‘Fierce Poise’ illuminates the career of an overlooked abstract expressionist
Electrified by Jackson Pollock’s work, painter Helen Frankenthaler blazed her own path and went toe-to-toe with the male artists of the New York School.
American painter Helen Frankenthaler began her career in the rough-and-tumble male art world that boasted the likes of Jackson Pollock, the maestro of the famous drip paintings. New York had overtaken Paris as the center of the artistic universe, and she was determined to be right in the middle of it. A new biography, “Fierce Poise: Helen Frankenthaler and 1950s New York” by Alexander Nemerov, gives the inside story of those heady years.
Frankenthaler came onto the scene as part of a second generation of American abstract expressionists who had rejected traditional European painting styles and techniques along with the more recent developments of cubism and surrealism. It’s difficult to overstate the virulence of the factions that lined up on both sides of the Atlantic, with Americans muscling aside Europeans for art-world dominance.
Frankenthaler was born in 1928 into a wealthy and cultured Jewish family on New York’s Upper East Side. Her father was a New York state Supreme Court judge, and her mother’s family had emigrated from Germany. Because of her privileged background, Frankenthaler never faced the poverty and struggle that the older generation of abstract expressionists endured. This, combined with a five-year romantic liaison with one of the most important art critics of the time, Clement Greenberg, made fellow artists envious and other critics cynical about her achievements.
It was with Greenberg in 1951 that Frankenthaler first encountered Pollock, who hurled paint from cans, dripped it from sticks, and squirted it with turkey-basters onto a huge canvas on the floor. Greenberg had anointed Pollock the next big thing, and had taken Frankenthaler to his studio. She later recalled being “overwhelmed” at the new possibilities it opened for her art. It was like discovering a new continent, she said, adding, “I wanted to live in this land, and I had to live there but I just didn’t know the language.”

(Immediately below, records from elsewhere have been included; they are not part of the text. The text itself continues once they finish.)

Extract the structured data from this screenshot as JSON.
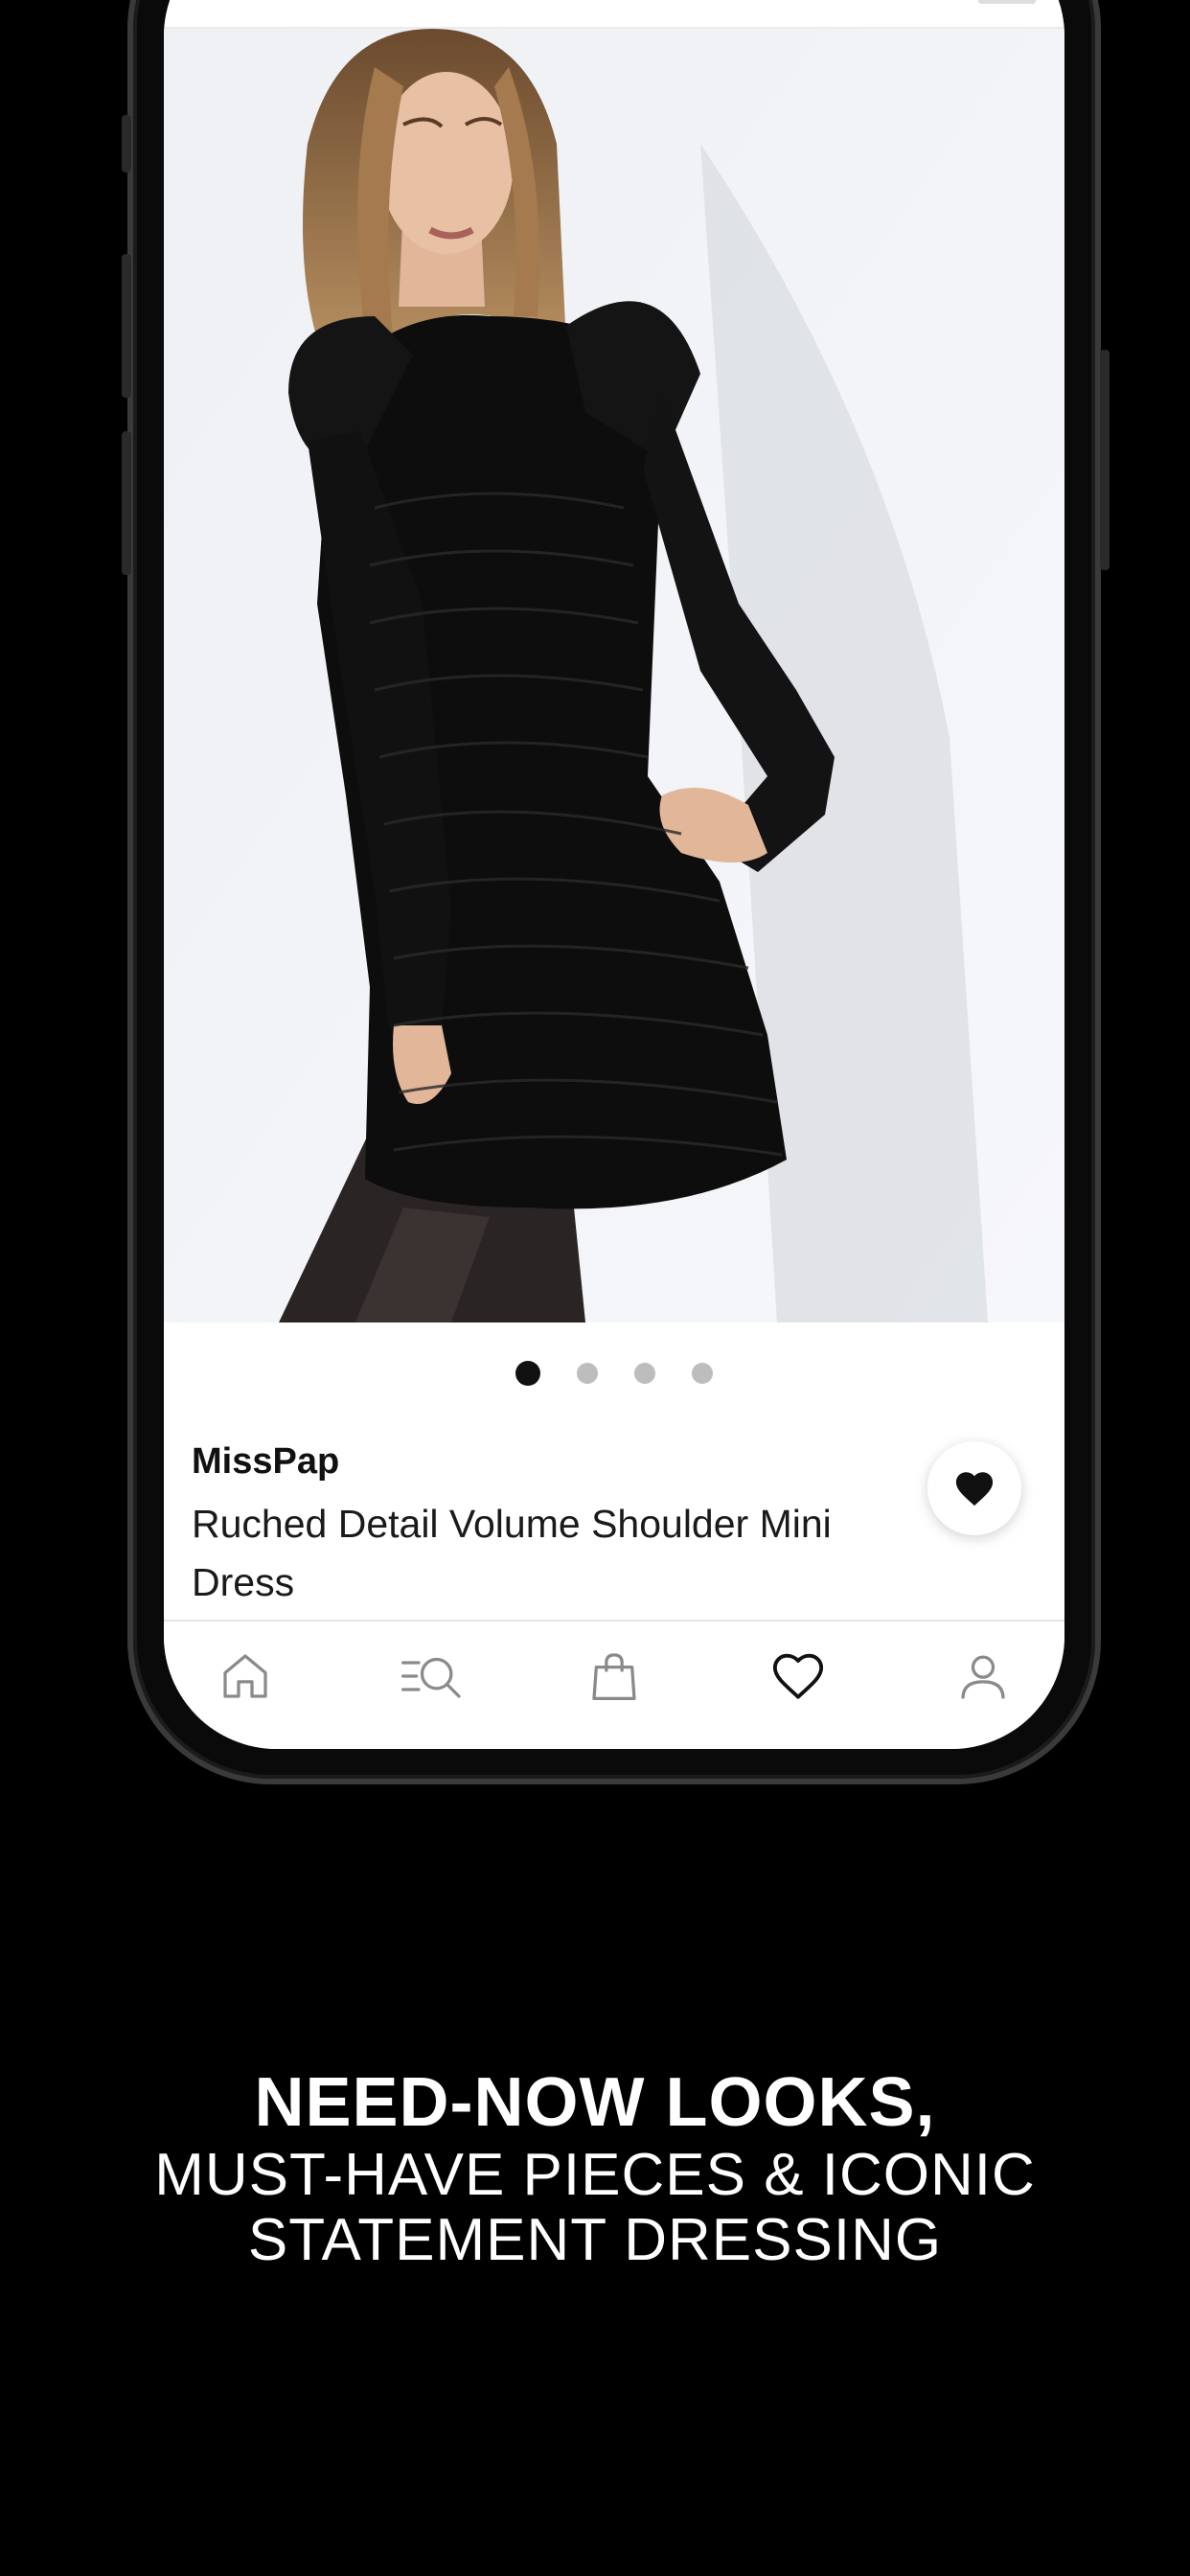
{
  "product": {
    "brand": "MissPap",
    "name": "Ruched Detail Volume Shoulder Mini Dress",
    "image_alt": "model wearing black ruched mini dress",
    "gallery": {
      "count": 4,
      "active_index": 0
    },
    "favorited": true
  },
  "tabbar": {
    "items": [
      {
        "name": "home",
        "icon": "home-icon",
        "active": false
      },
      {
        "name": "search",
        "icon": "search-list-icon",
        "active": false
      },
      {
        "name": "bag",
        "icon": "shopping-bag-icon",
        "active": false
      },
      {
        "name": "wishlist",
        "icon": "heart-icon",
        "active": true
      },
      {
        "name": "account",
        "icon": "user-icon",
        "active": false
      }
    ]
  },
  "tagline": {
    "line1": "NEED-NOW LOOKS,",
    "line2": "MUST-HAVE PIECES & ICONIC",
    "line3": "STATEMENT DRESSING"
  },
  "colors": {
    "background": "#000000",
    "screen": "#ffffff",
    "text": "#111111",
    "inactive_icon": "#8a8a8a",
    "dot_inactive": "#bdbdbd"
  }
}
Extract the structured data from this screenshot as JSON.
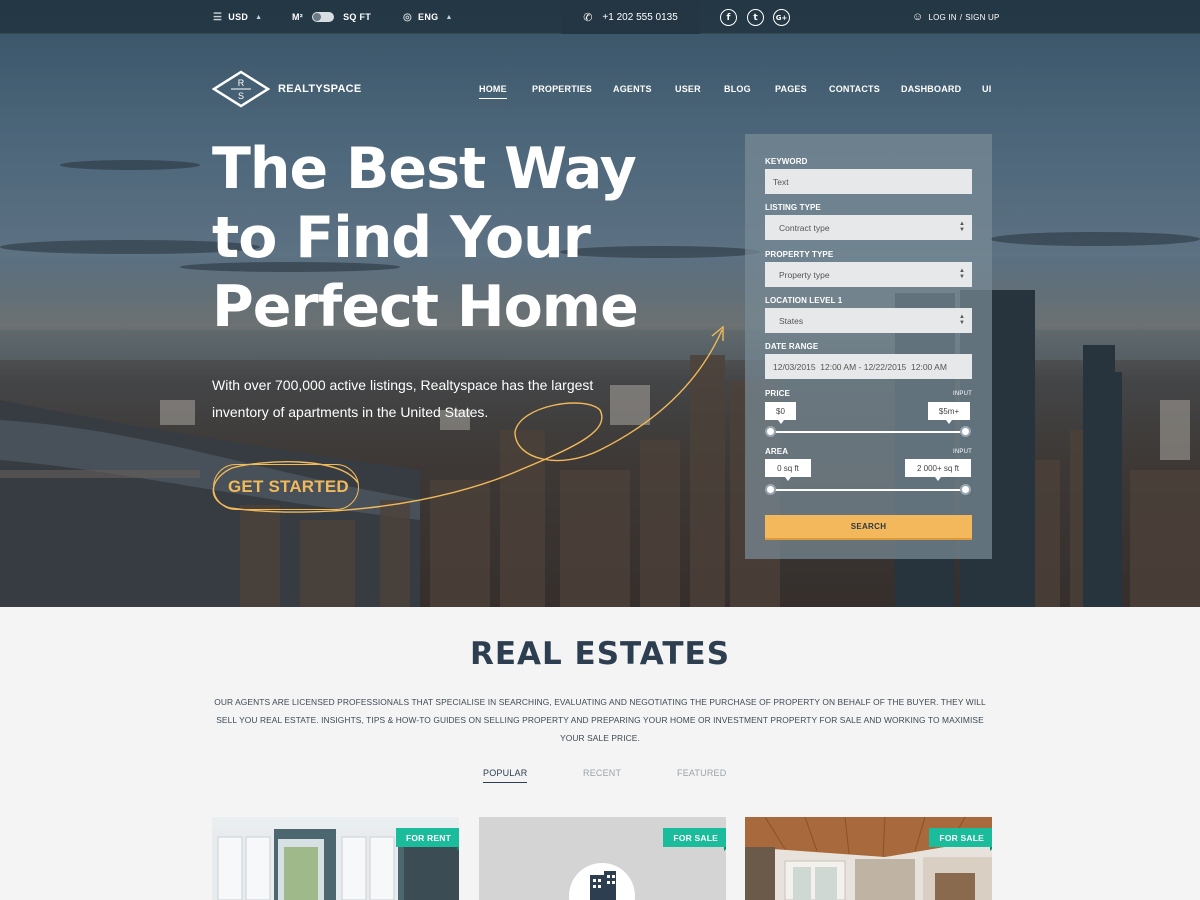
{
  "topbar": {
    "currency": "USD",
    "unit_left": "M²",
    "unit_right": "SQ FT",
    "language": "ENG",
    "phone": "+1 202 555 0135",
    "social": [
      "f",
      "t",
      "G+"
    ],
    "login": "LOG IN",
    "signup": "SIGN UP"
  },
  "brand": {
    "name": "REALTYSPACE",
    "logo_letters": [
      "R",
      "S"
    ]
  },
  "nav": [
    "HOME",
    "PROPERTIES",
    "AGENTS",
    "USER",
    "BLOG",
    "PAGES",
    "CONTACTS",
    "DASHBOARD",
    "UI"
  ],
  "hero": {
    "headline": [
      "The Best Way",
      "to Find Your",
      "Perfect Home"
    ],
    "subtext": "With over 700,000 active listings, Realtyspace has the largest inventory of apartments in the United States.",
    "cta": "GET STARTED"
  },
  "search": {
    "keyword_label": "KEYWORD",
    "keyword_placeholder": "Text",
    "listing_label": "LISTING TYPE",
    "listing_value": "Contract type",
    "property_label": "PROPERTY TYPE",
    "property_value": "Property type",
    "location_label": "LOCATION LEVEL 1",
    "location_value": "States",
    "date_label": "DATE RANGE",
    "date_value": "12/03/2015  12:00 AM - 12/22/2015  12:00 AM",
    "price_label": "PRICE",
    "price_input_label": "INPUT",
    "price_min": "$0",
    "price_max": "$5m+",
    "area_label": "AREA",
    "area_input_label": "INPUT",
    "area_min": "0 sq ft",
    "area_max": "2 000+ sq ft",
    "button": "SEARCH"
  },
  "section": {
    "title": "REAL ESTATES",
    "description": "OUR AGENTS ARE LICENSED PROFESSIONALS THAT SPECIALISE IN SEARCHING, EVALUATING AND NEGOTIATING THE PURCHASE OF PROPERTY ON BEHALF OF THE BUYER. THEY WILL SELL YOU REAL ESTATE. INSIGHTS, TIPS & HOW-TO GUIDES ON SELLING PROPERTY AND PREPARING YOUR HOME OR INVESTMENT PROPERTY FOR SALE AND WORKING TO MAXIMISE YOUR SALE PRICE.",
    "tabs": [
      "POPULAR",
      "RECENT",
      "FEATURED"
    ]
  },
  "cards": [
    {
      "badge": "FOR RENT"
    },
    {
      "badge": "FOR SALE"
    },
    {
      "badge": "FOR SALE"
    }
  ],
  "colors": {
    "accent": "#f0b95a",
    "badge": "#1bbc9b",
    "heading": "#2c3e50"
  }
}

Soon, while still in her early 20s, she took the plunge, forsaking her easel and carefully designed, quasi-cubist compositions. She laid a 7-by-10-foot sheet of unprimed canvas on her studio floor, sketched a few charcoal squiggles, and then poured paint, thinned with turpentine, on the fabric. The result, “Mountains and Sea” (1952), was her breakthrough. Without a base coat, the spilled pools of paint soaked into the cotton duck, creating diaphanous, haloed images that evoked landscapes.
She soon became celebrated for lyrical, atmospheric paintings that exploited happenstance and improvisation, guided by her skill and imagination. The signature style she invented became known as stain painting (later called color-field painting).
When Frankenthaler married artist Robert Motherwell in 1958, they were dubbed the “golden couple” of the art world. As she refined her style, Frankenthaler grew her reputation. In contrast to her male peers, she cultivated a more ethereal style, maintaining, “The light touch is often the strongest gesture of all.”
The artist was a tough advocate for herself and her legacy in the male-dominated art world. As Nemerov writes, Frankenthaler “wanted to make sure she became well-known, even famous, certainly in her lifetime.” She disliked being called a “woman painter,” for Nemerov notes, “She assumed that it was her perfect right to claim a place among the formidable thicket of accomplished male artists. Talent was the thing: she had it, they had it, and that made them equals.”
The biography concludes in 1960, as pop art and minimalism pushed abstract expressionism into the history books. During her 60-year career, Frankenthaler continued to make stain paintings, but her reputation declined. Her work was dismissed as too soft, too feminine, too pretty. Cultural arbiters were skeptical of romantic art, and Frankenthaler’s luminous abstractions, the author writes, “were increasingly met with scorn.” By the 1980s, critics favored “an art of disquiet and challenge, of abrupt and shocking outcry,” according to Nemerov.
This book serves as a corrective to those dismissals. It’s part of an insistence by many of today’s art historians that attention must be paid to female artists and artists of color who have been denied respect and recognition for their achievements. The book also greatly enriches our knowledge of a critically important decade in American art.